--- Data supplied ---
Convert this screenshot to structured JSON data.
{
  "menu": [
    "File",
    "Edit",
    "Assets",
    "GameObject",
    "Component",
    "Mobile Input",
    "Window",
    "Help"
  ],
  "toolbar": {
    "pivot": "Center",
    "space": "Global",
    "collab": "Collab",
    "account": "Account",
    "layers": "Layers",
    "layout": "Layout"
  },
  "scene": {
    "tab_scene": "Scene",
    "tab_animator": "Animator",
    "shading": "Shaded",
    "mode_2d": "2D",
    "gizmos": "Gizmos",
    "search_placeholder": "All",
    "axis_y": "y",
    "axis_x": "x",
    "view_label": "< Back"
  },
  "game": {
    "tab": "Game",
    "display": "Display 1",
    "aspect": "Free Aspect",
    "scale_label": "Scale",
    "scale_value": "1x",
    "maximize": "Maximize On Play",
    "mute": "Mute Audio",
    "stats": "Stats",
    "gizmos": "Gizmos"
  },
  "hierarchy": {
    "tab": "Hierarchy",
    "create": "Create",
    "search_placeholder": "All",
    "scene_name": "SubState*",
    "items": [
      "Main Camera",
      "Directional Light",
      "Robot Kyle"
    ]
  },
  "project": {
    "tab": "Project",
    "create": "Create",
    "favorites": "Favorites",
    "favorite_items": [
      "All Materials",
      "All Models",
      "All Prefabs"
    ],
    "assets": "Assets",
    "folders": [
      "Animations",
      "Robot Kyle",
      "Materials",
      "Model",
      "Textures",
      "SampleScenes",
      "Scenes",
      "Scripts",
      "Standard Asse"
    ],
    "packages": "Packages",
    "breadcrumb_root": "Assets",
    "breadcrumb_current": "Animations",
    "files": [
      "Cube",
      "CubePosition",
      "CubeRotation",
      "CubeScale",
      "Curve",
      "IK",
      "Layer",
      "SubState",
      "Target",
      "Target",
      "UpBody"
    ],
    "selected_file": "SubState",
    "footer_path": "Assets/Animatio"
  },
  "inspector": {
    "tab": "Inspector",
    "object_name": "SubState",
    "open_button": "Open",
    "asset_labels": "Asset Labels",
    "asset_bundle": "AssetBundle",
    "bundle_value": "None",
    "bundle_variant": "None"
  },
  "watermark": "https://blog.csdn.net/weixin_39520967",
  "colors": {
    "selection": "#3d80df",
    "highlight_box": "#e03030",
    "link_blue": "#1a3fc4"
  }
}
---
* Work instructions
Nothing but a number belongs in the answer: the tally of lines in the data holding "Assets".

* Response box
4